At $50 Billion, Facebook Is Deeply Undervalued

Aug. 2.12 | About: Facebook (FB)

Facebook (NASDAQ:FB) published their earnings last week. Their revenue was 12 cents a share, and their earnings were -8 cents a share, due to "$1.3 billion of share-based compensation and related payroll tax expenses." Not surprisingly, the stock tanked about 15%, to $23.68 a share.

There's the argument that Facebook is not well managed, is a fad, they won't be able to monetize their users, worries about the upcoming employee share lockup expiration and so on and so forth. You can read the bearish arguments elsewhere on the internet. But I believe that Facebook is in fact deeply undervalued. To see how, let's compare Facebook to Google (NASDAQ:GOOG).

First, assume that Facebook, like Google, will make most of its revenue from advertising, i.e. users clicking on advertisements. Let's establish a point of reference. If you set up an account at, you can see how much the current bids for different keywords. For example, here are the CPCs (cost per click) for the following keywords:

Keyword CPC





asus laptops


buy skinny jeans


get new wallet


new wallet


Click to enlarge

For example, this means that if you Google 'new wallet', and click on a link to the side ("FOSSIL® Vintage Classics"), then bam! Fossil pays Google $2.25. I don't know how to get the average CPC over all of Google's advertisement links, or how many clicks Google is getting from its ads. But I think that $1.00 is a nice, round, conservative estimate, and I will assume that Facebook will get about the same CPC.

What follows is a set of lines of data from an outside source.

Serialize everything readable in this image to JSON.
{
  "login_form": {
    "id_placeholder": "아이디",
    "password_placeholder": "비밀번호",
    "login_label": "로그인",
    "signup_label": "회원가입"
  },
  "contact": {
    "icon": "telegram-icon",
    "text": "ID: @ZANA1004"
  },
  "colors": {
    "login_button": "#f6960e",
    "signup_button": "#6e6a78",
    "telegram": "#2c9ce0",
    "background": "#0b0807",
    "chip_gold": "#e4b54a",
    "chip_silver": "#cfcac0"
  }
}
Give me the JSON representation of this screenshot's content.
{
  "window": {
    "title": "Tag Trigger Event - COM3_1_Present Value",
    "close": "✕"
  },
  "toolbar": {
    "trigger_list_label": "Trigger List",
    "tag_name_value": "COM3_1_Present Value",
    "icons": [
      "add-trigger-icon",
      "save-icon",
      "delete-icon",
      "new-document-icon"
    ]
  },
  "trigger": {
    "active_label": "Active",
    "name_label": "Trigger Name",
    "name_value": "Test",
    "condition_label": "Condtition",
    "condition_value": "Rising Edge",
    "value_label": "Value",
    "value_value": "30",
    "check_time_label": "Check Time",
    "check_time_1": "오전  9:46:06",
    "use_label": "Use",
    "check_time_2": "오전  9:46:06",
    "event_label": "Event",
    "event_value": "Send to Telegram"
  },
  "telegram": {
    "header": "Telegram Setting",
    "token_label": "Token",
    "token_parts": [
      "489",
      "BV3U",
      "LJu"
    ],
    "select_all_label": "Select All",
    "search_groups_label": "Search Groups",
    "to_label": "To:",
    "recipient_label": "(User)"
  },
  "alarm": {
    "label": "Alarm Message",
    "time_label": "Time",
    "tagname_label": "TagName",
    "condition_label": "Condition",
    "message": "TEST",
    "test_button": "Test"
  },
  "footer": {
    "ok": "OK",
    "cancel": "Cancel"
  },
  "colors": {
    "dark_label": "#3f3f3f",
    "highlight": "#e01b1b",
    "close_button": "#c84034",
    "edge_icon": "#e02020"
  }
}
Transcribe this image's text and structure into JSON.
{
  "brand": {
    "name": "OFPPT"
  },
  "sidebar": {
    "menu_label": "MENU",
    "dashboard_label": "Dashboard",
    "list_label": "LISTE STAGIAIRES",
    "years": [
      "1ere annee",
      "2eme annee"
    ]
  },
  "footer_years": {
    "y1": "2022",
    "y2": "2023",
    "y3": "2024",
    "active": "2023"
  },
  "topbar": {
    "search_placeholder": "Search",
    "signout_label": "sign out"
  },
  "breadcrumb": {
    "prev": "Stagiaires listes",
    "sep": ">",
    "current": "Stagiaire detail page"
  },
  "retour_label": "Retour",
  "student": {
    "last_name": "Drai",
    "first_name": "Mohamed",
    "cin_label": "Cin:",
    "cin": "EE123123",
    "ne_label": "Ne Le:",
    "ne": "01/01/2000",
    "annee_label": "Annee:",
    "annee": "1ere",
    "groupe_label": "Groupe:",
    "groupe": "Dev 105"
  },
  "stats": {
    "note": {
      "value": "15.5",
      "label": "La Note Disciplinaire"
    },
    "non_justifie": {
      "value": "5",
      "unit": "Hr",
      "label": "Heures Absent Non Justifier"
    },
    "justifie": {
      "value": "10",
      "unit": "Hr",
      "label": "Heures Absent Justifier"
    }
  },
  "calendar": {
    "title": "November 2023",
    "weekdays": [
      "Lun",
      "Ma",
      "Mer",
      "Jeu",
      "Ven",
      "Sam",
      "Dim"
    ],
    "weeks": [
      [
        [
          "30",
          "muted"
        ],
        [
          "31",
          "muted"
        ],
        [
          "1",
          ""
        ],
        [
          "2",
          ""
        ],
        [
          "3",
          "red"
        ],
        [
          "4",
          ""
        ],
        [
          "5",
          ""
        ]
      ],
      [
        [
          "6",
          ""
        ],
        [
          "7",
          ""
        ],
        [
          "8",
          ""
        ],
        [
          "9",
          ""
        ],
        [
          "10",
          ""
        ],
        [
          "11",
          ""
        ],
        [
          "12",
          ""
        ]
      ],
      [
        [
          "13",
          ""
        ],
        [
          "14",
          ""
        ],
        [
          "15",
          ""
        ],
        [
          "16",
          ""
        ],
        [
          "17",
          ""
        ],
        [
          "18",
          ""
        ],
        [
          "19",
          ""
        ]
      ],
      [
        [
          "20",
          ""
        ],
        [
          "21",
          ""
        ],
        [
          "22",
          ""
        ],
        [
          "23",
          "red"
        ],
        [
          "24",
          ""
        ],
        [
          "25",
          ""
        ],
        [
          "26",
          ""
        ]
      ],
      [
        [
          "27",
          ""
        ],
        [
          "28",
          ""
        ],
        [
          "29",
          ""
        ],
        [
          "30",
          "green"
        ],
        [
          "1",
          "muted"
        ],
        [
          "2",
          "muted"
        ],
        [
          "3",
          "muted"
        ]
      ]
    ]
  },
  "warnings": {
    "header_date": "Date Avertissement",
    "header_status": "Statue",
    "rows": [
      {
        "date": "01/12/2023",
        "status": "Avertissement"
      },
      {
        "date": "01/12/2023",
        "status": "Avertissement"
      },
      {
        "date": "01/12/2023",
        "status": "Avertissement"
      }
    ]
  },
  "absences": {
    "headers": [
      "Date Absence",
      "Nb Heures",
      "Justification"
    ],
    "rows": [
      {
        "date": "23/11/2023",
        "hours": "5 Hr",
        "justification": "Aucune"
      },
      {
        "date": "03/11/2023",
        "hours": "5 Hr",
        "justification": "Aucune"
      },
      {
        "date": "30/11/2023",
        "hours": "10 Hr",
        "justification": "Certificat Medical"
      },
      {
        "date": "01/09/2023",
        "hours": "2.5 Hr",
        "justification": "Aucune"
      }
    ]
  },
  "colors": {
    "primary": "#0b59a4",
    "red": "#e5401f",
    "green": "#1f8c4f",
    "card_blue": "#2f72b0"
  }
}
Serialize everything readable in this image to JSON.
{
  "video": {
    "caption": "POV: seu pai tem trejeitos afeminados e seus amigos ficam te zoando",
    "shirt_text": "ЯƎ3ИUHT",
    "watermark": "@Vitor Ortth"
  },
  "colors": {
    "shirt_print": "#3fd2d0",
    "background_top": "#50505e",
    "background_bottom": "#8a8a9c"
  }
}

What will Facebook's operating margin be? Although it looks to be falling, perhaps I can assume that once they become more mature, their operating margin will become similar to Google's (33%), which is lower than what it is today. Just for argument's sake, to make my estimate more ridiculously conservative, say that Facebook's operating margin will be 20%.

So, by these conservative estimates, Facebook will make $.20 per click; multiply that by 500 million daily users, and Facebook is making on the order of $100 million times the average number of clicks per user. In other words, if users on average click one ad per year, Facebook makes $100 million. If users on average click ten ads per year, Facebook makes $1 billion.

At a P/E of 20, Facebook is worth $2 billion times the average number of clicks per user per year.

At this rate, Facebook needs only 25 clicks per user per year, or, on average one biweekly click per user, in order to justify its current valuation of $50 billion. At one click per week per user, Facebook's valuation shoots up to $100 billion, or twice its current valuation. Let me stress again that my estimates of profit per click are very conservative.

Lastly, the issue obviously comes up of whether Facebook will be able to get users to click at least 25 ads per year. I think the answer is that Facebook will have no problem doing so. I have no special insight into what kind of features Facebook is implementing to quietly get users to click more ads, but there are certainly no shortage of ideas and ways to implement them, and one can see early proof of higher mobile ad clicking.

Listening to the earnings call from last week, it sounds like Facebook is really hard at work at implementing these features and implementing them well, while focusing on user experience. I think that the possibilities are really endless for Facebook.

Disclosure: I am long FB.